> **TO DO**:
Check every line of the records below for the string "Firefox" and copy the ones that have it.

> **PROVIDED DATA**:

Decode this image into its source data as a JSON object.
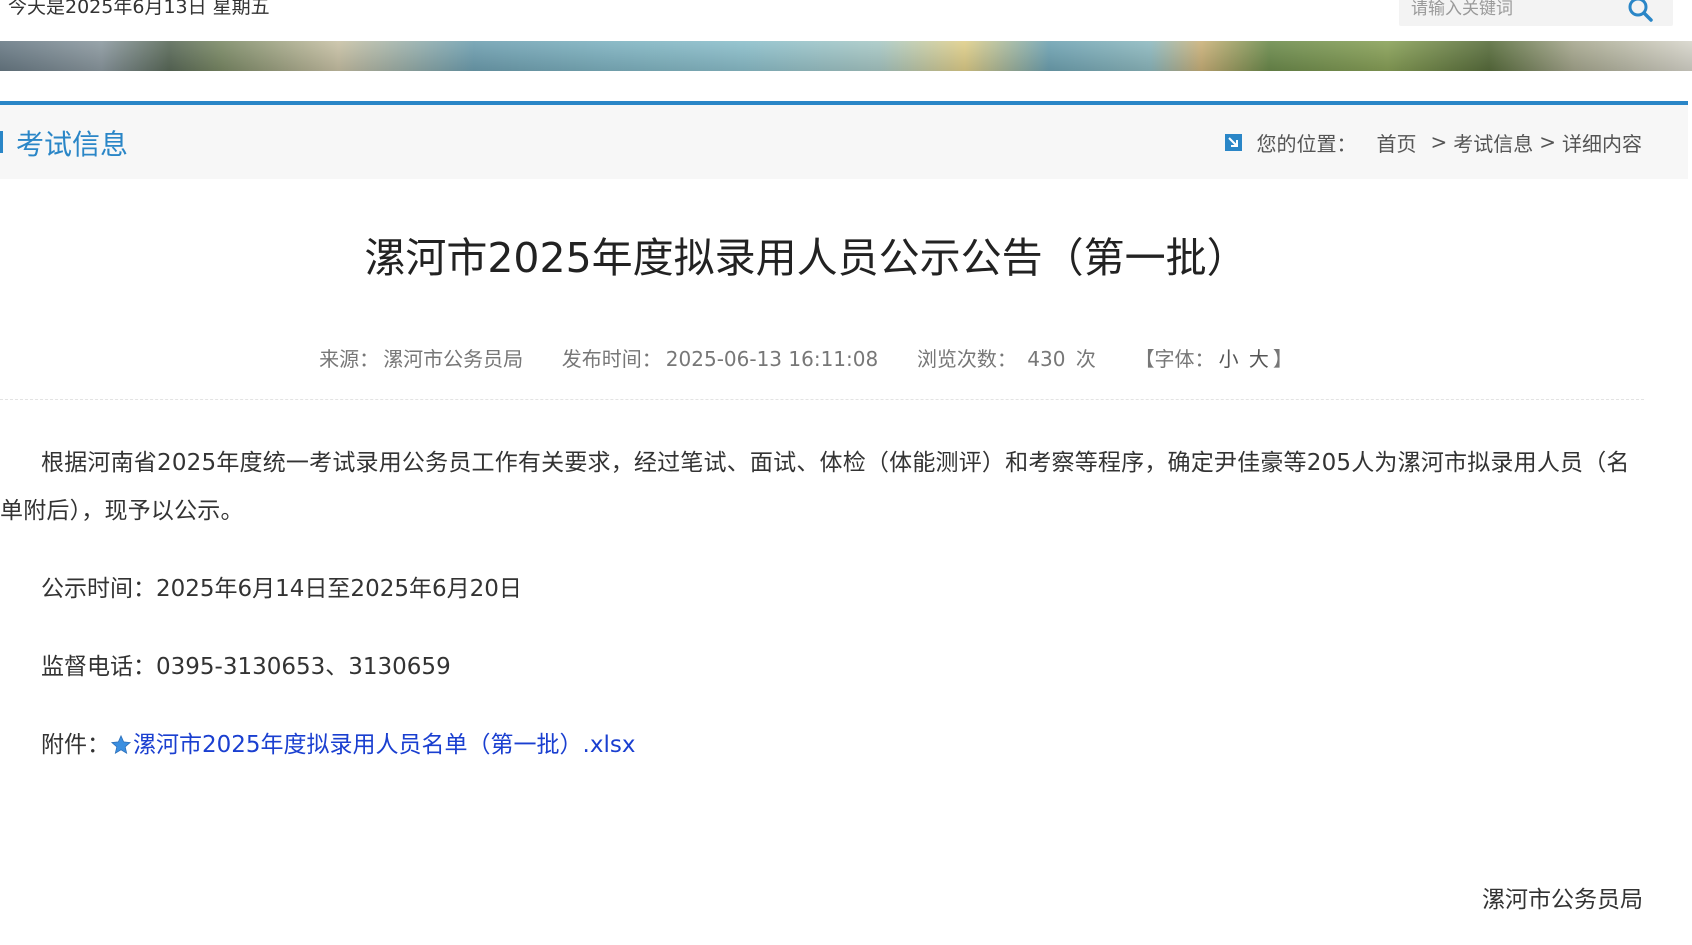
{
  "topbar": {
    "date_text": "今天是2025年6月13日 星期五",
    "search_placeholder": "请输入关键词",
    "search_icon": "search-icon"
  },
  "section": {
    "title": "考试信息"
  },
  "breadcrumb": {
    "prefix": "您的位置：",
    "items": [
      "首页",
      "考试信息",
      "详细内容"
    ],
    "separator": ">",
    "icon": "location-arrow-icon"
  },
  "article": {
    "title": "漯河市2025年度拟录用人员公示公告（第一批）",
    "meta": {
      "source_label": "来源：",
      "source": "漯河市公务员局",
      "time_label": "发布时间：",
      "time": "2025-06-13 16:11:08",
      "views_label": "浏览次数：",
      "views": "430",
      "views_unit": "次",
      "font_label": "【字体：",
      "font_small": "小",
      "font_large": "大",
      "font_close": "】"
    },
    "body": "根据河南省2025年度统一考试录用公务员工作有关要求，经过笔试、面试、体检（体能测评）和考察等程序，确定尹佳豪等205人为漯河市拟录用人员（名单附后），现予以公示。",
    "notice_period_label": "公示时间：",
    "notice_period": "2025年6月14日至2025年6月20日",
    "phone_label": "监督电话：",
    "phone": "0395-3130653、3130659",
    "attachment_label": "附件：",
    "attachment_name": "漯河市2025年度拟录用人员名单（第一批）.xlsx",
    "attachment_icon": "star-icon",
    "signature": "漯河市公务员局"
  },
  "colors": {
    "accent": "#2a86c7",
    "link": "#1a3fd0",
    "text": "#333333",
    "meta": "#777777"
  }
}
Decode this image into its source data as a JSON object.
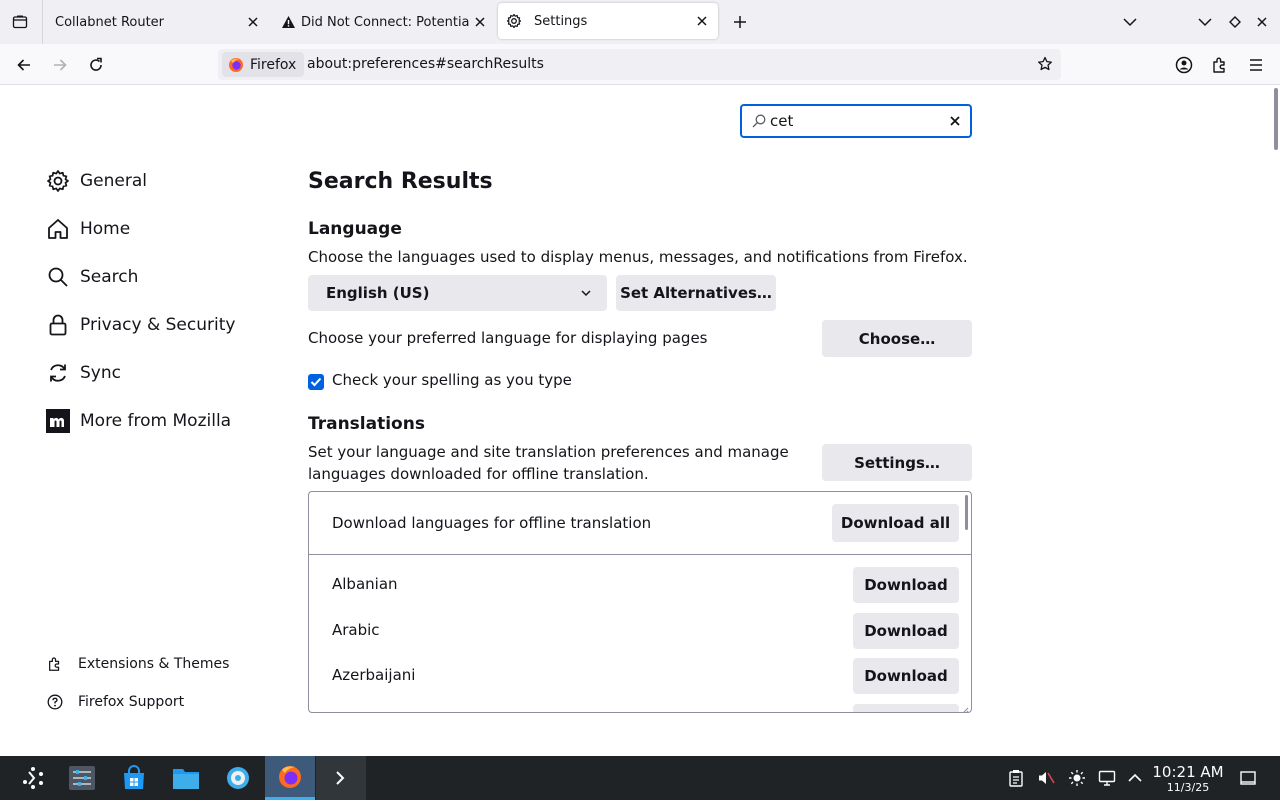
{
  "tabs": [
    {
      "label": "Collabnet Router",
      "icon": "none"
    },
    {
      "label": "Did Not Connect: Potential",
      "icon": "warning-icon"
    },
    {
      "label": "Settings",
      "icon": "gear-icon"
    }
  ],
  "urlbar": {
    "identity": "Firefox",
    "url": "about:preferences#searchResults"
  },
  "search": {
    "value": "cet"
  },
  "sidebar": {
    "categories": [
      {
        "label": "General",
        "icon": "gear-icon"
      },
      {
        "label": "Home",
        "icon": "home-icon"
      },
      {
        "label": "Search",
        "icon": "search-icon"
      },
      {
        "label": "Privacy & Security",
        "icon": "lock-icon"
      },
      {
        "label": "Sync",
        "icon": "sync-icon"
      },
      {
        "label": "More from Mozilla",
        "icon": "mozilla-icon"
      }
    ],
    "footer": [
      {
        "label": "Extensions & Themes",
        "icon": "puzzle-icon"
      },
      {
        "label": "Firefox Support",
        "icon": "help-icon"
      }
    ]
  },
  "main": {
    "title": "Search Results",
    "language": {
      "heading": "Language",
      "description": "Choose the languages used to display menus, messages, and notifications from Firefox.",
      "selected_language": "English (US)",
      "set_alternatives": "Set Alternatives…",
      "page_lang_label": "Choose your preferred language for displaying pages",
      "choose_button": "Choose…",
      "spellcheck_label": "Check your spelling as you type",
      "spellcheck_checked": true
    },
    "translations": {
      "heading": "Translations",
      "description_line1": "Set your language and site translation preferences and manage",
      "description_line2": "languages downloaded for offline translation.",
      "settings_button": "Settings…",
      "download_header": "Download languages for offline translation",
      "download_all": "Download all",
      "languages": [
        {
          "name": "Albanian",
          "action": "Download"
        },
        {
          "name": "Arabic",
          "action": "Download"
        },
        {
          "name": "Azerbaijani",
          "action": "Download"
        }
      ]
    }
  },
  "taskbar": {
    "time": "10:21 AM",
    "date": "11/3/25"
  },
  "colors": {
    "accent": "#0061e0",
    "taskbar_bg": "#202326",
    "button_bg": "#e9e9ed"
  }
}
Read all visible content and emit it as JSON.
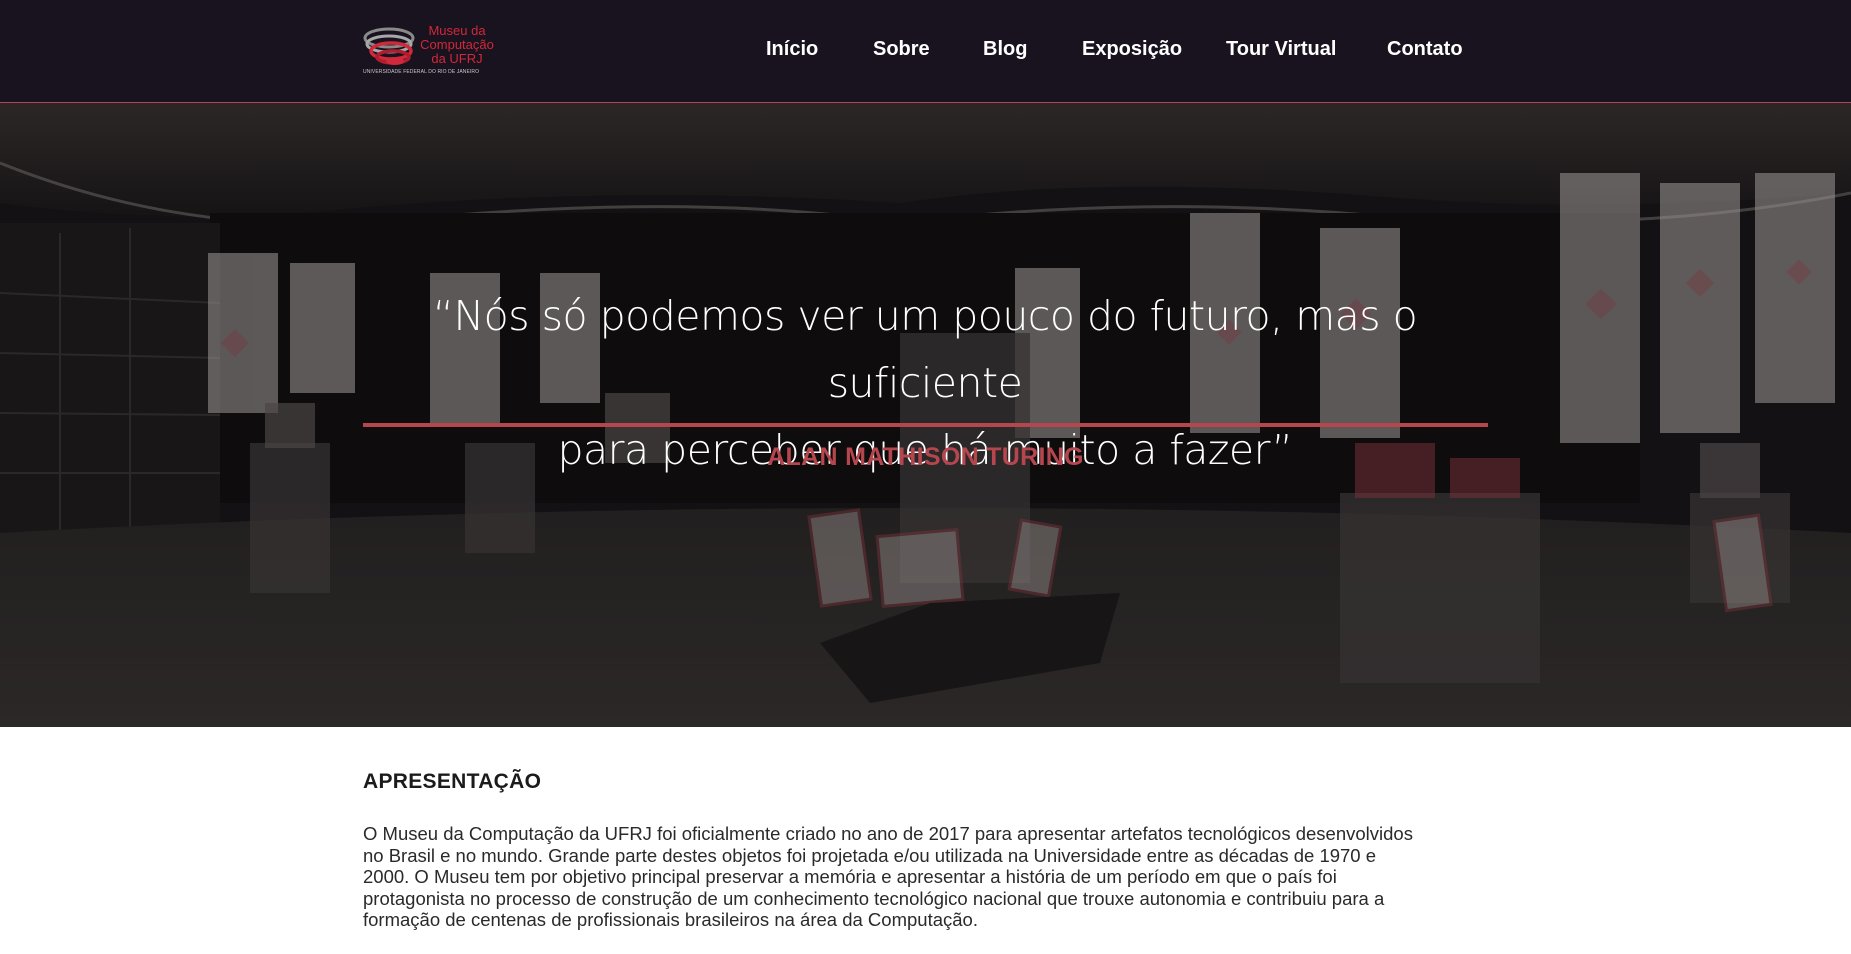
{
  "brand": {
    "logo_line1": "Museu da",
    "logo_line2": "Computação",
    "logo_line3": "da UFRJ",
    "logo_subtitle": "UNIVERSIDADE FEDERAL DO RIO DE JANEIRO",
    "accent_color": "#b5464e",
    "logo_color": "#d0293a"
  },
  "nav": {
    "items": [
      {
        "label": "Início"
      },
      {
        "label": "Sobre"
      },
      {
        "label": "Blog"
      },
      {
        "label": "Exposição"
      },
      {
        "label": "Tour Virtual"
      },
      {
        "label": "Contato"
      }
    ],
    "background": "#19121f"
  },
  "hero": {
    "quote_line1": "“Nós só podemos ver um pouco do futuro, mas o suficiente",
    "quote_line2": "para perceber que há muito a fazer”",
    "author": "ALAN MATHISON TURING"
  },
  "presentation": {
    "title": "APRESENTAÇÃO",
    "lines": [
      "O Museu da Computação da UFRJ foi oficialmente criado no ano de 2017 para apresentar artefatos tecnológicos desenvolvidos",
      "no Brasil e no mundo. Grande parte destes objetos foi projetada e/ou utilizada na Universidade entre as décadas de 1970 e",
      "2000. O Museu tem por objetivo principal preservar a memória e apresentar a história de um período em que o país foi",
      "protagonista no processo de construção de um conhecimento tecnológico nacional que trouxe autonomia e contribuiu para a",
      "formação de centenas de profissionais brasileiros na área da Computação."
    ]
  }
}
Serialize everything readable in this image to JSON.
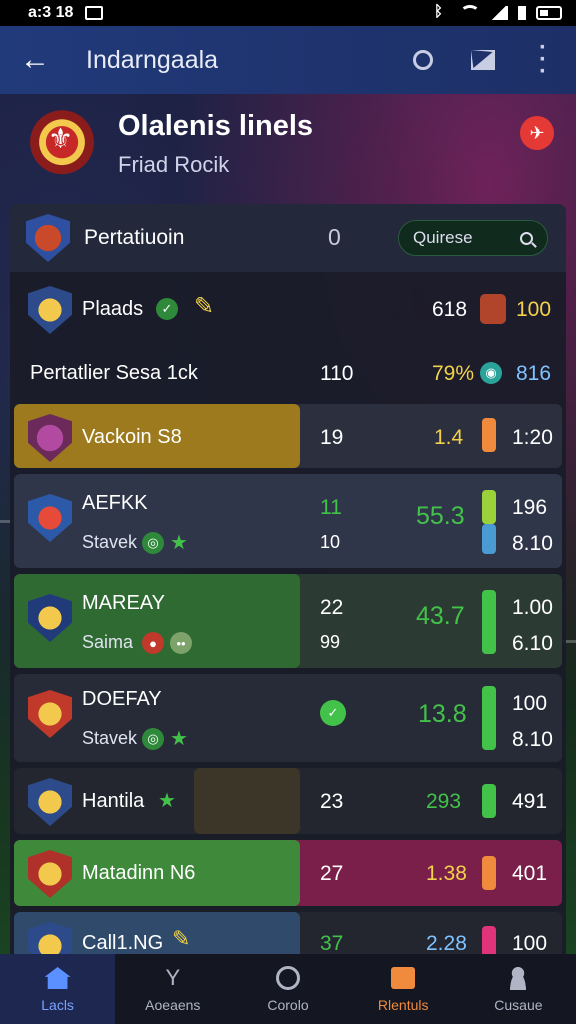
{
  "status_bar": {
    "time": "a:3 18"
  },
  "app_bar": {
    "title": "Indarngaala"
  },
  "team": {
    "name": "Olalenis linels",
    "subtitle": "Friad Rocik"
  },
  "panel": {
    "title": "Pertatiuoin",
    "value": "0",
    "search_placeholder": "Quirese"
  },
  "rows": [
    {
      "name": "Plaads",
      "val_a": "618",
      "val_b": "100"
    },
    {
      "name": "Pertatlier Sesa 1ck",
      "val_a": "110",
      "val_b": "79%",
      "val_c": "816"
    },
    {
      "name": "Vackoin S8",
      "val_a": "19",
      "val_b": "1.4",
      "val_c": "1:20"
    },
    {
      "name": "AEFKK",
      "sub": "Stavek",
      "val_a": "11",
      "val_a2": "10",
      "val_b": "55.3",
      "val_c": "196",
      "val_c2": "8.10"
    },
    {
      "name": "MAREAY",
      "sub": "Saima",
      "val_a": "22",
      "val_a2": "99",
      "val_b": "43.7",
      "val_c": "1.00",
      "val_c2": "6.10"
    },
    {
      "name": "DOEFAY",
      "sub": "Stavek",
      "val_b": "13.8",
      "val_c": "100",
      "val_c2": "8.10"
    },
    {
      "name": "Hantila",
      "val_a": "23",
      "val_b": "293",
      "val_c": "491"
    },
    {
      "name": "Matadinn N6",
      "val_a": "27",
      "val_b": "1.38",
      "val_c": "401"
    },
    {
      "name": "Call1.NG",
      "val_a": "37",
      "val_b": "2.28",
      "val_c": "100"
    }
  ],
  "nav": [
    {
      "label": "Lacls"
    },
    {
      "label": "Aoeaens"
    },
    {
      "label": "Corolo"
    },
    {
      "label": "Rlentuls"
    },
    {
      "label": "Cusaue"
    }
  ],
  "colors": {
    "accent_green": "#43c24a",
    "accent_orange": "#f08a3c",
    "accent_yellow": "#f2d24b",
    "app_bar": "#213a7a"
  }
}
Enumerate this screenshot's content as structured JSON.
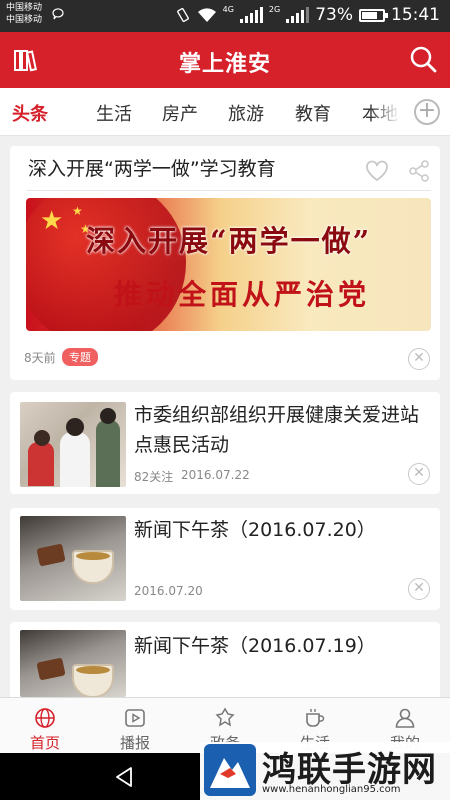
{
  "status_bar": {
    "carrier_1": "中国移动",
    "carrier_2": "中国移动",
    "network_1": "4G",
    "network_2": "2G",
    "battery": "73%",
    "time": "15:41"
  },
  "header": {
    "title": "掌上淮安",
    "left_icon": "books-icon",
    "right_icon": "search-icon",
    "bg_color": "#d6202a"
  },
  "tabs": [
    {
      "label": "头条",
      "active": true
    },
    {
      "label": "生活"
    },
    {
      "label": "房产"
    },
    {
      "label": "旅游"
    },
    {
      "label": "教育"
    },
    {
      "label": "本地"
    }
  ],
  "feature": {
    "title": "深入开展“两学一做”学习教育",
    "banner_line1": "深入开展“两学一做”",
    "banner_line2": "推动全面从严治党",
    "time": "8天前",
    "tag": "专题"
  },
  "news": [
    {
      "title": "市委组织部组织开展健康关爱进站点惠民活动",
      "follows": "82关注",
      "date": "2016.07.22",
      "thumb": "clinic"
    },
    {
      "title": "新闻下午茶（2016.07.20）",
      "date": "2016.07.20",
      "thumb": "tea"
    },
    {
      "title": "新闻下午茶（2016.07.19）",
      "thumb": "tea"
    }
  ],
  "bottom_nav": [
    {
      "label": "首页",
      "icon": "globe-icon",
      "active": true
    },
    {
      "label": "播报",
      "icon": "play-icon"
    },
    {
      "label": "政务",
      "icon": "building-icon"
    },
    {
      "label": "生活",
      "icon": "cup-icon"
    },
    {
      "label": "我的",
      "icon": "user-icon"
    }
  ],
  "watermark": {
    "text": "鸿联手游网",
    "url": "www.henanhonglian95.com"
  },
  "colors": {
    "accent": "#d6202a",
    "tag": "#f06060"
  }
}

> **EXERCISE RESPONSE**:
    "identity": "Firefox",
        "label": "Firefox Support",
      "description": "Choose the languages used to display menus, messages, and notifications from Firefox.",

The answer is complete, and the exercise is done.